Analysing this further, I guess it is a correct conclusion that consumption is an activity I have gotten used to and it is strange to suddenly not do it anymore. It also changes my habits and forces me to rethink. Like, it costs me to live - whay can I even do for free? Except for enjoying the freezing nature. And even when I get something second hand, I still consume, right? At this point I have to start inventing things out of what I have (and I do have things to make things of). And how do we make a balance between a stable consumption to avoid economic crises, but without overdoing it and being environmentally friendly at the same time? And what if everybody just started consuming (buying) less, everybody at once? On a second thought, never mind that. We consume unevenly from the start, so while me consuming even less is doable, making somebody else to consume less could mean pure starvation. Instead, we should be discussing changes in habits.
Day twelve, I have a sleepover at a friend's place and we make dinner (my friends keep saving me - a local and global social network is, as we see, invaluable. I do try to carefully explain each time that I am happy to bring the food I have at home to contribute to the dish).
Another thought: when does one draw the line between me just consuming and being a person of culture, in so doing by expressing taste and personality by buying something borderline useless but at the same time adding maximised cozyness to a home? And friend's input: there is a pyramide that shows what people are thinking depending on where they are. Anybody with time and strength enough for philosophy is doing well; the others are focused on searching for food. After that stops being a priority, philosophy bubbles up. This is why it is hard to rationally (off topic, a definiton that in itself has gotten criticism) discuss something with a hungry person.

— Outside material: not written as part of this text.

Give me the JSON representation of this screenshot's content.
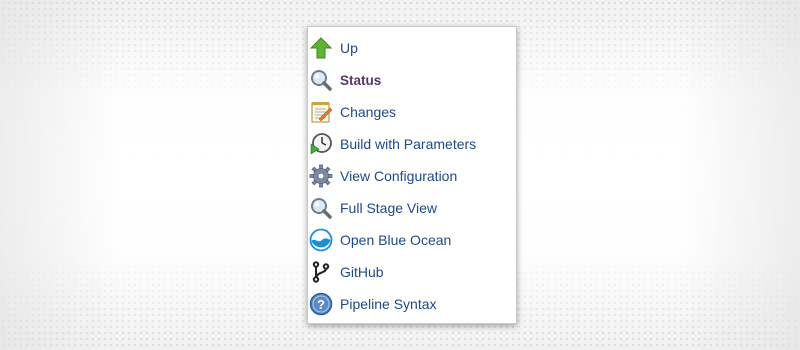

Still same day: the friend who invited me for dinner earlier but lost her voice got her voice back and we are supposed to have dinner day thirteen. She suggests that she could cook something on a very tight budget to give me inspiration. Turns out that her general rule of thumb is to not make each meal cost more than ten crowns. With peas and lentils as a base, it is perfectly possible.